Your assignment
Could you please return each line of the data that has the word "Published"?

(Records contained in a dataset)
=== Begin Enclosure ===

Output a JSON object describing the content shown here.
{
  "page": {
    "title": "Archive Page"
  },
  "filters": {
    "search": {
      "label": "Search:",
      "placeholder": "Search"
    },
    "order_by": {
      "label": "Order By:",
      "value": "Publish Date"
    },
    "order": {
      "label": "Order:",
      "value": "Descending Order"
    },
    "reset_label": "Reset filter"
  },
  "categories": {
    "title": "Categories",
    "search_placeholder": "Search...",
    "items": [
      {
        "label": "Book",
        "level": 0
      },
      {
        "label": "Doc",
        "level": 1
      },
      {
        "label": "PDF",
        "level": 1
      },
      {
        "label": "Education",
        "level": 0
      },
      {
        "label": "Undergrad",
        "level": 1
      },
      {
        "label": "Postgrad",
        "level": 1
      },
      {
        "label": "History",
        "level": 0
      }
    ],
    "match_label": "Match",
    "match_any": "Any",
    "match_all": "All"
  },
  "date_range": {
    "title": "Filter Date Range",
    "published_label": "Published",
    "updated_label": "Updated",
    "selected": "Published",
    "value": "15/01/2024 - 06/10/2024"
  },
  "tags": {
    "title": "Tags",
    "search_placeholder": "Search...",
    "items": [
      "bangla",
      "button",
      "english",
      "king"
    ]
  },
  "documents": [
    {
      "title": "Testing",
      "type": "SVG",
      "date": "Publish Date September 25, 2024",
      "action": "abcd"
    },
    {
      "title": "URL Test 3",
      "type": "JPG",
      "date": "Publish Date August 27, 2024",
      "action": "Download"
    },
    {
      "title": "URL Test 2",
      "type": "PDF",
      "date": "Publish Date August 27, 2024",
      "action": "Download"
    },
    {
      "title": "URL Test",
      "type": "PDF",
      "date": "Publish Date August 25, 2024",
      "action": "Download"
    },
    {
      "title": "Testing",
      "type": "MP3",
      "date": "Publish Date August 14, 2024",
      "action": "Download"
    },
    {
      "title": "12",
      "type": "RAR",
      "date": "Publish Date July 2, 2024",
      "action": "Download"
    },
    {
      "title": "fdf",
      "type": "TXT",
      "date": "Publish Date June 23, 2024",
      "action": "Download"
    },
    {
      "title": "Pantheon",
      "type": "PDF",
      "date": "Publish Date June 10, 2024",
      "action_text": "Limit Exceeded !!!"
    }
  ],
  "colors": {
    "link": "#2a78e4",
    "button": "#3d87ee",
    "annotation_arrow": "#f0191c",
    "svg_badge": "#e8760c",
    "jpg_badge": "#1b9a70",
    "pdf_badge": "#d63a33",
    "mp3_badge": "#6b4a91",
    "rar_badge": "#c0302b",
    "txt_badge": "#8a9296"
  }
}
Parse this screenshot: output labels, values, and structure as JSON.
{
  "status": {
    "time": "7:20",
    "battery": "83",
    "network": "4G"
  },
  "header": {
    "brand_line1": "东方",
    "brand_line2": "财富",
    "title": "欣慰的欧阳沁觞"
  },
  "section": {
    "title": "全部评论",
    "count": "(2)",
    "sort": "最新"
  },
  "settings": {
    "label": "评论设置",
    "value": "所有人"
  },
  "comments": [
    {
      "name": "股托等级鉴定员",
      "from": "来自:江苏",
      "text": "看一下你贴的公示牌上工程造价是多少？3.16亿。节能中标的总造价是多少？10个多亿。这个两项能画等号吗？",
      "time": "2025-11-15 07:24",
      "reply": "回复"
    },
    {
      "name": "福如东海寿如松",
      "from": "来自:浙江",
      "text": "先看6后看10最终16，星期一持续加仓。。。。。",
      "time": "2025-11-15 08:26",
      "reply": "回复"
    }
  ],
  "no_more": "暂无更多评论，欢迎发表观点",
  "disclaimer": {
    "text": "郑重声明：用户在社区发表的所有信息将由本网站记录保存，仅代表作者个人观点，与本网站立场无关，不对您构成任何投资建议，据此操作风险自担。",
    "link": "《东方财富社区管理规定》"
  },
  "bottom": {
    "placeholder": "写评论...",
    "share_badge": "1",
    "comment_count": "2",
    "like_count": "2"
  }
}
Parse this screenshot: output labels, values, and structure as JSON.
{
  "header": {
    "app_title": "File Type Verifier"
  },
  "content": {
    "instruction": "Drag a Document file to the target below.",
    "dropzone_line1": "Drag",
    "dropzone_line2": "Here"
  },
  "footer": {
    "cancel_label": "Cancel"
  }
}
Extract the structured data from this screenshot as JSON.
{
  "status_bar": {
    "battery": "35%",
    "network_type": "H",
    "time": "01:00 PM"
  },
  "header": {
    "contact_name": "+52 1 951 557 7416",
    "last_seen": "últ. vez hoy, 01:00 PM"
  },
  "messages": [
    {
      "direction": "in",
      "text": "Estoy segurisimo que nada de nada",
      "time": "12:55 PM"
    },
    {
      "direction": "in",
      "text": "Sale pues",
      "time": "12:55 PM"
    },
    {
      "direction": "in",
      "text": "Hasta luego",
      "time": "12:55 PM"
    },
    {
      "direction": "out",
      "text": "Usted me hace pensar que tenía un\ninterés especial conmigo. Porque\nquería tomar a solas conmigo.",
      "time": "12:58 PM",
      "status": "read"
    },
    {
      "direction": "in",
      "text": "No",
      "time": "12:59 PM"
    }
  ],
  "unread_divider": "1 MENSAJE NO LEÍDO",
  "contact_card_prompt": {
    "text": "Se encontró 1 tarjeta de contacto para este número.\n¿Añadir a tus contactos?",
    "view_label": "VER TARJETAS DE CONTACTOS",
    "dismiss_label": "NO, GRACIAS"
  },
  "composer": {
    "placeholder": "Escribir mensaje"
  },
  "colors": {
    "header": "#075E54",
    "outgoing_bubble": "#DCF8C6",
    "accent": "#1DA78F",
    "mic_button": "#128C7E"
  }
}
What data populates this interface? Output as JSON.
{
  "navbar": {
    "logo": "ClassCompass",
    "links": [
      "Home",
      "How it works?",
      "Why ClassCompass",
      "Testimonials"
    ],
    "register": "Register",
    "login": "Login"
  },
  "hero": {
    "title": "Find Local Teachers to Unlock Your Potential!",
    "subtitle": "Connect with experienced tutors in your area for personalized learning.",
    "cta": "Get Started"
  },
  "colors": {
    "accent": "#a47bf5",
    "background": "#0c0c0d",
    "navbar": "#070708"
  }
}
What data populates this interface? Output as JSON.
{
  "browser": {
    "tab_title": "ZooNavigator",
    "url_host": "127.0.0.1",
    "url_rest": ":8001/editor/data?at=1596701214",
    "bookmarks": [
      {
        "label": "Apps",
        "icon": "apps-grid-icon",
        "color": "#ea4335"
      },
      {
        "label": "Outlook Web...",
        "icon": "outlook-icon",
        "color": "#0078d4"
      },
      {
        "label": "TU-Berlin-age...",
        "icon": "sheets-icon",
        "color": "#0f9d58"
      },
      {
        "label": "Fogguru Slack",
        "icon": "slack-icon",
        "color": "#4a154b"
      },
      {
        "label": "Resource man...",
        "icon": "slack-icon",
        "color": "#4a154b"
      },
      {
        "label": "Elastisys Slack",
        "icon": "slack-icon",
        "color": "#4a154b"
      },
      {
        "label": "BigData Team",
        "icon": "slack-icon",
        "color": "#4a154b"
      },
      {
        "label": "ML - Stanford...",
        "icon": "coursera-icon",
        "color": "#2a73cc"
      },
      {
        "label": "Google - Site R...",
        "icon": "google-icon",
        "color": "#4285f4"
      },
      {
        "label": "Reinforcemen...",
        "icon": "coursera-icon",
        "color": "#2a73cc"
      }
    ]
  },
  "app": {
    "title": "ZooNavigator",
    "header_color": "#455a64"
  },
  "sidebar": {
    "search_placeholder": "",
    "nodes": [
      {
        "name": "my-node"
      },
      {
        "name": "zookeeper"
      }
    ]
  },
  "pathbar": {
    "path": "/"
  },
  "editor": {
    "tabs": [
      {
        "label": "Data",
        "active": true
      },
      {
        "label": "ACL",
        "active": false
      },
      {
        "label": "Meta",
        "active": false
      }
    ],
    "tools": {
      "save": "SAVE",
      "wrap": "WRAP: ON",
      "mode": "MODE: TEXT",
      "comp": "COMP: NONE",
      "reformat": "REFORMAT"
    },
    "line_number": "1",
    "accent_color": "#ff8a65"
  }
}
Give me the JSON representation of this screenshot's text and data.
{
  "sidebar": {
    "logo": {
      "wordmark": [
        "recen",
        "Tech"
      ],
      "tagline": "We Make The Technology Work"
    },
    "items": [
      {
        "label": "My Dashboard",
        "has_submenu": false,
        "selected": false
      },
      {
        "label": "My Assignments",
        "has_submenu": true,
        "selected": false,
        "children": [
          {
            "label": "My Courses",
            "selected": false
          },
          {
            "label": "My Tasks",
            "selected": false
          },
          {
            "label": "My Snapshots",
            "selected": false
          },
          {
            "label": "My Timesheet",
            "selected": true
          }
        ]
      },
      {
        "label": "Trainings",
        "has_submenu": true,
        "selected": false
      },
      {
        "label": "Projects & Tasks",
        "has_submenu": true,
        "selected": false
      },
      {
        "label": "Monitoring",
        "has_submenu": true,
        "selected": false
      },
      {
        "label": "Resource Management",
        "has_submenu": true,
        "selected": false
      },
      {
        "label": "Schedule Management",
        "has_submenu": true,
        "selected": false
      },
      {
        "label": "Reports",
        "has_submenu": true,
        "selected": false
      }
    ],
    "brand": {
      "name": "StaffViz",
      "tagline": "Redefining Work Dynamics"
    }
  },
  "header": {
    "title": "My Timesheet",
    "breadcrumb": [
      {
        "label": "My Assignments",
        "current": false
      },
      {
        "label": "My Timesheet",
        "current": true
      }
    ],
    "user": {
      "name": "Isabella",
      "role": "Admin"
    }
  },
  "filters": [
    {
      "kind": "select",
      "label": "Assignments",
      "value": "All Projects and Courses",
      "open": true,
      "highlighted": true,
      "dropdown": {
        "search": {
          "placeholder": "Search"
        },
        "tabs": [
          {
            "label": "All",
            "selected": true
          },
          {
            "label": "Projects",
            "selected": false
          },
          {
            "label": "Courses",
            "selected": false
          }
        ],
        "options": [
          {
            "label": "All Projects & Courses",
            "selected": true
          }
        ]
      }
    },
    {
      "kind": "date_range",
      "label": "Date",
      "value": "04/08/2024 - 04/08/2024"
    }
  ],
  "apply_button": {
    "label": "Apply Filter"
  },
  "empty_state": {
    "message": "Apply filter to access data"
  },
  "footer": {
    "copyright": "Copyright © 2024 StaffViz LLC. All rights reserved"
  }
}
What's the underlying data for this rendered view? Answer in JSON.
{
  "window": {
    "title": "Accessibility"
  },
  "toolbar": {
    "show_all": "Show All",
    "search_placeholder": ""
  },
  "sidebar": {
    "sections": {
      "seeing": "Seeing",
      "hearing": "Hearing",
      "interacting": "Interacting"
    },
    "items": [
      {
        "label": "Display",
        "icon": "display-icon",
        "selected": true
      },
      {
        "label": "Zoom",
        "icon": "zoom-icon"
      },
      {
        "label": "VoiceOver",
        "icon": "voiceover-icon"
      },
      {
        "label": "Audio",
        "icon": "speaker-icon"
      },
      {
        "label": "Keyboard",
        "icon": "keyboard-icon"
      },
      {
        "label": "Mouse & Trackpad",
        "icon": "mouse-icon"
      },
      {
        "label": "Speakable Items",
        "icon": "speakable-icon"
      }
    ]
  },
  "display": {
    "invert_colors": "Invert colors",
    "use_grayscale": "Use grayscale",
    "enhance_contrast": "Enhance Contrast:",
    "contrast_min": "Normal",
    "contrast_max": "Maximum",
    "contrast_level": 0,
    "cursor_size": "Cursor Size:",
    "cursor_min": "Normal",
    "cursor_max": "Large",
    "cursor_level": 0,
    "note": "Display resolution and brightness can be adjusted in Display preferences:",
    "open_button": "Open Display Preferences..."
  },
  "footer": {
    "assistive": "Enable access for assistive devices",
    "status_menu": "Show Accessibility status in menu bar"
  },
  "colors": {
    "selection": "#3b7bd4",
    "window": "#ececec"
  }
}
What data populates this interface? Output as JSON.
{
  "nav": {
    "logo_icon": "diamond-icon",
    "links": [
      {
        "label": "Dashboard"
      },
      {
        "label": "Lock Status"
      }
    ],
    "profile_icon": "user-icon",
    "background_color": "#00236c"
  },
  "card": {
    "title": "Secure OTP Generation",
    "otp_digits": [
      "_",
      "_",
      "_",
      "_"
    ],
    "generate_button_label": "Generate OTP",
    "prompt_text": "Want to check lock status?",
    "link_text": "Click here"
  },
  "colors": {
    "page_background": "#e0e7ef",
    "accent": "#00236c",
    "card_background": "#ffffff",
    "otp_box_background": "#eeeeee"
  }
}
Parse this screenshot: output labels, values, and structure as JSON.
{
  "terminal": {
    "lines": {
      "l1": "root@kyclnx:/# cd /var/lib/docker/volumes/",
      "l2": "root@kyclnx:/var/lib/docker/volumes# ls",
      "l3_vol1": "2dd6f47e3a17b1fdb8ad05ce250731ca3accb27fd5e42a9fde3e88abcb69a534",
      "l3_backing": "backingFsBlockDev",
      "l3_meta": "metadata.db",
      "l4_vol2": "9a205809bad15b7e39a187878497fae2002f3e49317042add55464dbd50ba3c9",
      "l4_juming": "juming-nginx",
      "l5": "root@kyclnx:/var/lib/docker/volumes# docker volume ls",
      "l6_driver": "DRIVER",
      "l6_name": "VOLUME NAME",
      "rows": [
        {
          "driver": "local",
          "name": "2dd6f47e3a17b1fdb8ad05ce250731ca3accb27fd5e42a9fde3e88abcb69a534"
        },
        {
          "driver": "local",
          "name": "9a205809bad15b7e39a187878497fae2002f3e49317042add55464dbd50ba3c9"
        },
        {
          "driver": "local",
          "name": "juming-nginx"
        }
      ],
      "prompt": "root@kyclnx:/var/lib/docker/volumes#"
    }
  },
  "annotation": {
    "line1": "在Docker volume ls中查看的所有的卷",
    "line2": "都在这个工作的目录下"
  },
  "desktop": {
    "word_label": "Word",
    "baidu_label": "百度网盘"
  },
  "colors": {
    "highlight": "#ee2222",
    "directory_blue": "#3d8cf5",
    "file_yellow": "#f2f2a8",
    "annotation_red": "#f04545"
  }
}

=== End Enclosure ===

Completed task
    "published_label": "Published",
    "selected": "Published",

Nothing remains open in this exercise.